TASK TO CARRY OUT — In the copy you make of the entries, no picture should appear, and every word must match.

RECORDS FOR THIS TASK —

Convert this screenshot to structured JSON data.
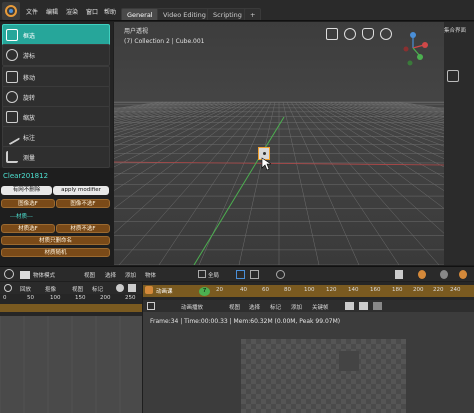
{
  "topbar": {
    "menus": [
      "文件",
      "编辑",
      "渲染",
      "窗口",
      "帮助"
    ],
    "tabs": [
      "General",
      "Video Editing",
      "Scripting"
    ],
    "add_tab": "+"
  },
  "tools": [
    {
      "label": "框选",
      "icon": "select-box-icon",
      "active": true
    },
    {
      "label": "游标",
      "icon": "cursor-icon",
      "active": false
    },
    {
      "label": "移动",
      "icon": "move-icon",
      "active": false
    },
    {
      "label": "旋转",
      "icon": "rotate-icon",
      "active": false
    },
    {
      "label": "缩放",
      "icon": "scale-icon",
      "active": false
    },
    {
      "label": "标注",
      "icon": "annotate-icon",
      "active": false
    },
    {
      "label": "测量",
      "icon": "measure-icon",
      "active": false
    }
  ],
  "addon": {
    "title": "Clear201812",
    "row1": [
      "有网不删除",
      "apply modifier"
    ],
    "row2": [
      "图像选F",
      "图像不选F"
    ],
    "section": "---材质---",
    "row3": [
      "材质选F",
      "材质不选F"
    ],
    "btn_material_name": "材质只删命名",
    "btn_material_random": "材质随机"
  },
  "viewport": {
    "title": "用户透视",
    "subtitle": "(7) Collection 2 | Cube.001",
    "side_label": "集合界面"
  },
  "bottom": {
    "mode": "物体模式",
    "view": "视图",
    "select": "选择",
    "add": "添加",
    "object": "物体",
    "global": "全局",
    "playback": "回放",
    "keying": "抠像",
    "view2": "视图",
    "marker": "标记",
    "current_frame": "7",
    "ruler_left": [
      "0",
      "50",
      "100",
      "150",
      "200",
      "250"
    ],
    "ruler_right": [
      "20",
      "40",
      "60",
      "80",
      "100",
      "120",
      "140",
      "160",
      "180",
      "200",
      "220",
      "240",
      "260"
    ],
    "seq_label": "动画课",
    "seq_mode": "动画播放",
    "seq_menus": [
      "视图",
      "选择",
      "标记",
      "添加",
      "关键帧"
    ],
    "status": "Frame:34 | Time:00:00.33 | Mem:60.32M (0.00M, Peak 99.07M)"
  },
  "colors": {
    "accent": "#26a69a",
    "brown": "#7a4a18",
    "orange": "#d4893a"
  }
}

COMPLETED EXERCISE —
Convert this screenshot to structured JSON data.
{
  "topbar": {
    "menus": [
      "文件",
      "编辑",
      "渲染",
      "窗口",
      "帮助"
    ],
    "tabs": [
      "General",
      "Video Editing",
      "Scripting"
    ],
    "add_tab": "+"
  },
  "tools": [
    {
      "label": "框选",
      "icon": "select-box-icon",
      "active": true
    },
    {
      "label": "游标",
      "icon": "cursor-icon",
      "active": false
    },
    {
      "label": "移动",
      "icon": "move-icon",
      "active": false
    },
    {
      "label": "旋转",
      "icon": "rotate-icon",
      "active": false
    },
    {
      "label": "缩放",
      "icon": "scale-icon",
      "active": false
    },
    {
      "label": "标注",
      "icon": "annotate-icon",
      "active": false
    },
    {
      "label": "测量",
      "icon": "measure-icon",
      "active": false
    }
  ],
  "addon": {
    "title": "Clear201812",
    "row1": [
      "有网不删除",
      "apply modifier"
    ],
    "row2": [
      "图像选F",
      "图像不选F"
    ],
    "section": "---材质---",
    "row3": [
      "材质选F",
      "材质不选F"
    ],
    "btn_material_name": "材质只删命名",
    "btn_material_random": "材质随机"
  },
  "viewport": {
    "title": "用户透视",
    "subtitle": "(7) Collection 2 | Cube.001",
    "side_label": "集合界面"
  },
  "bottom": {
    "mode": "物体模式",
    "view": "视图",
    "select": "选择",
    "add": "添加",
    "object": "物体",
    "global": "全局",
    "playback": "回放",
    "keying": "抠像",
    "view2": "视图",
    "marker": "标记",
    "current_frame": "7",
    "ruler_left": [
      "0",
      "50",
      "100",
      "150",
      "200",
      "250"
    ],
    "ruler_right": [
      "20",
      "40",
      "60",
      "80",
      "100",
      "120",
      "140",
      "160",
      "180",
      "200",
      "220",
      "240",
      "260"
    ],
    "seq_label": "动画课",
    "seq_mode": "动画播放",
    "seq_menus": [
      "视图",
      "选择",
      "标记",
      "添加",
      "关键帧"
    ],
    "status": "Frame:34 | Time:00:00.33 | Mem:60.32M (0.00M, Peak 99.07M)"
  },
  "colors": {
    "accent": "#26a69a",
    "brown": "#7a4a18",
    "orange": "#d4893a"
  }
}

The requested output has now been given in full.